Dear Editors:

I want to tell you how much I enjoy the St. Nina Quarterly. I look forward to each new issue and as soon as I am finished with my copy I try to pass it on to a new reader. I thought your last issue, with the Kyriaki FitzGerald interview, was especially powerful. I can't wait to read her new book!. . .

Thanks for a wonderful publication.

Elizabeth Frey
Berkeley, Ca.

Editors' note : Women Deacons in the Orthodox Church may be ordered from Holy Cross Orthodox Bookstore, (617) 850-1230. Don't forget - when you have finished reading the Quarterly, please show it to a friend.

Dear Editors:

I am responding to the article of criticism of the "churching" of women forty days after they have given birth in your latest issue. In my book Icon of Spring, I describe how the immigrants from Eastern Europe viewed it in my childhood. This time was probably the only time when the mother of her first or tenth child would be given so much attention by her family and friends. Gifts were crocheted or knitted for the baby, and special foods prepared for the mother. It was viewed more as the time every woman needs to absorb into her psyche the tremendous event of having brought another life into the world.

I wonder if the "purification" of the woman in ancient times was more a spiritual renewal type of thing? Certainly I never heard of any mother back then suffering "post partum depression" which is so common today. I hope that this practice is reviewed by the powers that be but do not want the baby thrown out with the bath water in an overly zealous "reform."

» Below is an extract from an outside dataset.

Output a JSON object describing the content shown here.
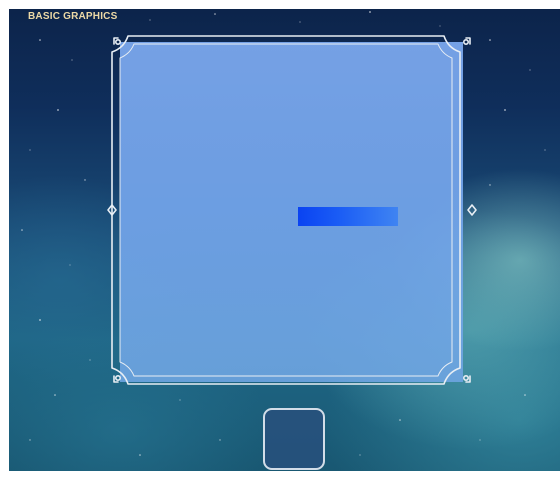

I also view having women deaconesses with considerable reserve. Not because some of us are not capable, but that it does carry some dangers. What I see as the Church needing more than anything else is priests and deacons who do what Jesus told they were assigned to do, which is to go forth and "preach, teach, and heal." Do you see many of them doing so? I don't. Because of this lukewarm method of performing the rituals, often with little feeling or faith it seems, the entire Christian faith is faltering and the real power of the Church to transform lives of people remains buried to a great extent. Let's take care of the basics first, then study the other issues.


Sonya Jason
Woodland Hills, Ca.

Dear Editors:

I hope and pray your publication is a success. I don't mean this as a negative statement, but for women participating in a male dominated Church, it will be refreshing to receive the Quarterly and read issues pertaining to the role of women in the Church and the gifts we have to offer other than Sunday School teachers. I especially like the article about women and menstruation.

. . .I am an iconographer for the Orthodox Church, blessed by our Bishop, His Grace JOB of the OCA Midwest and accepted and listed with the Antiochian Archdiocese. . . May God bless the efforts and publication of the St. Nina Quarterly so it may be used for His glorification.

In His Service,

Arlene Tilghman
Lockport, Il.

Dear Editors:

I am happy to contribute to the St. Nina Quarterly and appreciate your mission and care in preparing the publication, which I enthusiastically pass along to church friends. Bringing the theological research to us in relevant language is vitally needed.

Among the topics of your inquiry, I long to understand why our priests and bishops, with a perfectly pious demeanor, refer to the abstract being of our "mother church?" How can there be a "mother" church in such a blatantly patriarchal hierarchy that is the Eastern Orthodox Church? Would the "mother" image somehow subconsciously excuse patriarchal domination of our female status, specifically, the loathsome exclusion of innocent baby girls from the altar during her forty day blessing when the equally innocent baby boys are paraded around the altar?

The epithet "mother" church certainly does not refer to the specific "holy mothers" Eva Topping has written about so eloquently. The meaning for "mother church" is intended to create a loving image we all respect, an image beyond reproach. But it seems to me very hypocritical. If a parent must be used for an image, would it not be honest to call it the "father" church, at least until some basic changes can be made in women's status?

With agape to all,

Villa Liacouras Chantiles

Editors' note: We have received many more letters than space allows. They will appear in subsequent issues of the Quarterly.